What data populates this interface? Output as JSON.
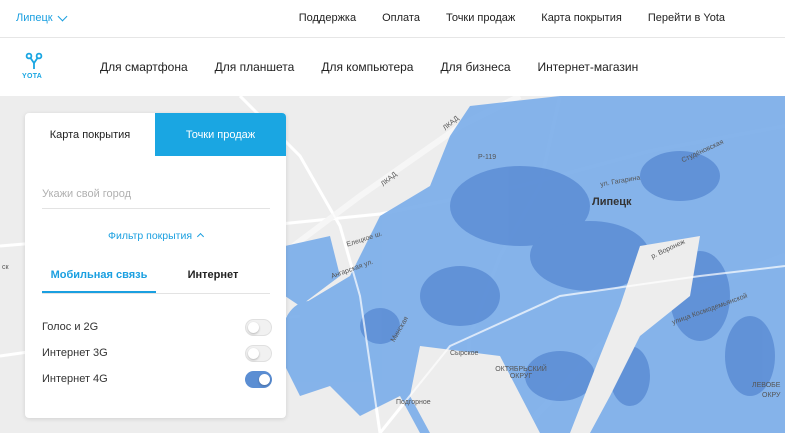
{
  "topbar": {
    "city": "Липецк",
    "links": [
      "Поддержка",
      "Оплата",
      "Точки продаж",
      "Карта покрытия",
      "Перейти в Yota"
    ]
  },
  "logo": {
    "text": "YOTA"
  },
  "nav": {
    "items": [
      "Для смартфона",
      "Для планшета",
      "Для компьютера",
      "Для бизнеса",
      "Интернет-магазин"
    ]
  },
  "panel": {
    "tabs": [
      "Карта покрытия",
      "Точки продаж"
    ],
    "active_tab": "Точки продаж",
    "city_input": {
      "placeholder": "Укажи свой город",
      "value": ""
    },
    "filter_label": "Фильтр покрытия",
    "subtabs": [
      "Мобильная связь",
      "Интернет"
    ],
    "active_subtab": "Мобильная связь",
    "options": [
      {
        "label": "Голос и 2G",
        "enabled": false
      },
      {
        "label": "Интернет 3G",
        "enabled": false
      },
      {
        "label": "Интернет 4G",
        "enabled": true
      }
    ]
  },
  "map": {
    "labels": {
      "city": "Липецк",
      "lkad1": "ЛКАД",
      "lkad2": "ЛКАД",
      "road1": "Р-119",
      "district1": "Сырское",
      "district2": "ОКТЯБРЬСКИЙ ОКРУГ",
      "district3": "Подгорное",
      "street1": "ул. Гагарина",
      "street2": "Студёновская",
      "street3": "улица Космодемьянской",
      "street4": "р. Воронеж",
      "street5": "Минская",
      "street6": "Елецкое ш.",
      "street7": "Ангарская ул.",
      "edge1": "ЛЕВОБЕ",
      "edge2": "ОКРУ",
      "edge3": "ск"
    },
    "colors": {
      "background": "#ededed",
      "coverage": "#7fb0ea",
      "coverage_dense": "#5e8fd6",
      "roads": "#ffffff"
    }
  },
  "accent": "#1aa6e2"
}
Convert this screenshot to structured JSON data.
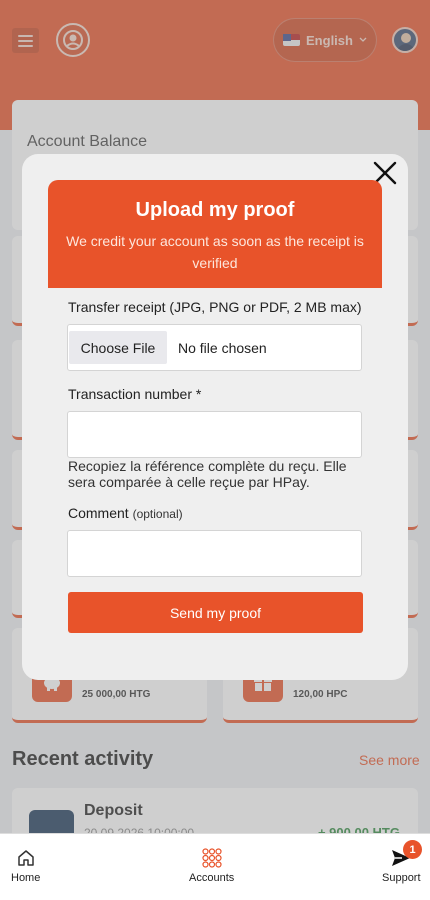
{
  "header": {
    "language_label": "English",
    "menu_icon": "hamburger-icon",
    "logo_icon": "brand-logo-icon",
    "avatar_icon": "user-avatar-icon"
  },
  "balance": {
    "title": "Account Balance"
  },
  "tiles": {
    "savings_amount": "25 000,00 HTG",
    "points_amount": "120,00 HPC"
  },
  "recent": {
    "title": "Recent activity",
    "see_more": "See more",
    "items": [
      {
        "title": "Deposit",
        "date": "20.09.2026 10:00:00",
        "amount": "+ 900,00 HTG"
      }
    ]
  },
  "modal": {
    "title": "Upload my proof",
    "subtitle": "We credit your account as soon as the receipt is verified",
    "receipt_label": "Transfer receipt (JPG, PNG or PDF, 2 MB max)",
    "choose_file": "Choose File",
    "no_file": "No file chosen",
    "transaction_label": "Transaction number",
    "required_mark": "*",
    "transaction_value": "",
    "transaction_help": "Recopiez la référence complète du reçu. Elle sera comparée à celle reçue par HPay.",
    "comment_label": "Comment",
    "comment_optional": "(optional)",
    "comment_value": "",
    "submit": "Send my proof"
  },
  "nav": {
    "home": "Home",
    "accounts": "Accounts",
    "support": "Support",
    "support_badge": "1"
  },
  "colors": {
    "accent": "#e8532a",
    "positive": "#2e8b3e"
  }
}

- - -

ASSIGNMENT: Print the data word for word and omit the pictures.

TASK OUTPUT:
What data populates this interface? Output as JSON.
{
  "topbar": {
    "city": "Липецк",
    "links": [
      "Поддержка",
      "Оплата",
      "Точки продаж",
      "Карта покрытия",
      "Перейти в Yota"
    ]
  },
  "logo": {
    "text": "YOTA"
  },
  "nav": {
    "items": [
      "Для смартфона",
      "Для планшета",
      "Для компьютера",
      "Для бизнеса",
      "Интернет-магазин"
    ]
  },
  "panel": {
    "tabs": [
      "Карта покрытия",
      "Точки продаж"
    ],
    "active_tab": "Точки продаж",
    "city_input": {
      "placeholder": "Укажи свой город",
      "value": ""
    },
    "filter_label": "Фильтр покрытия",
    "subtabs": [
      "Мобильная связь",
      "Интернет"
    ],
    "active_subtab": "Мобильная связь",
    "options": [
      {
        "label": "Голос и 2G",
        "enabled": false
      },
      {
        "label": "Интернет 3G",
        "enabled": false
      },
      {
        "label": "Интернет 4G",
        "enabled": true
      }
    ]
  },
  "map": {
    "labels": {
      "city": "Липецк",
      "lkad1": "ЛКАД",
      "lkad2": "ЛКАД",
      "road1": "Р-119",
      "district1": "Сырское",
      "district2": "ОКТЯБРЬСКИЙ ОКРУГ",
      "district3": "Подгорное",
      "street1": "ул. Гагарина",
      "street2": "Студёновская",
      "street3": "улица Космодемьянской",
      "street4": "р. Воронеж",
      "street5": "Минская",
      "street6": "Елецкое ш.",
      "street7": "Ангарская ул.",
      "edge1": "ЛЕВОБЕ",
      "edge2": "ОКРУ",
      "edge3": "ск"
    },
    "colors": {
      "background": "#ededed",
      "coverage": "#7fb0ea",
      "coverage_dense": "#5e8fd6",
      "roads": "#ffffff"
    }
  },
  "accent": "#1aa6e2"
}
Convert this screenshot to structured JSON data.
{
  "header": {
    "language_label": "English",
    "menu_icon": "hamburger-icon",
    "logo_icon": "brand-logo-icon",
    "avatar_icon": "user-avatar-icon"
  },
  "balance": {
    "title": "Account Balance"
  },
  "tiles": {
    "savings_amount": "25 000,00 HTG",
    "points_amount": "120,00 HPC"
  },
  "recent": {
    "title": "Recent activity",
    "see_more": "See more",
    "items": [
      {
        "title": "Deposit",
        "date": "20.09.2026 10:00:00",
        "amount": "+ 900,00 HTG"
      }
    ]
  },
  "modal": {
    "title": "Upload my proof",
    "subtitle": "We credit your account as soon as the receipt is verified",
    "receipt_label": "Transfer receipt (JPG, PNG or PDF, 2 MB max)",
    "choose_file": "Choose File",
    "no_file": "No file chosen",
    "transaction_label": "Transaction number",
    "required_mark": "*",
    "transaction_value": "",
    "transaction_help": "Recopiez la référence complète du reçu. Elle sera comparée à celle reçue par HPay.",
    "comment_label": "Comment",
    "comment_optional": "(optional)",
    "comment_value": "",
    "submit": "Send my proof"
  },
  "nav": {
    "home": "Home",
    "accounts": "Accounts",
    "support": "Support",
    "support_badge": "1"
  },
  "colors": {
    "accent": "#e8532a",
    "positive": "#2e8b3e"
  }
}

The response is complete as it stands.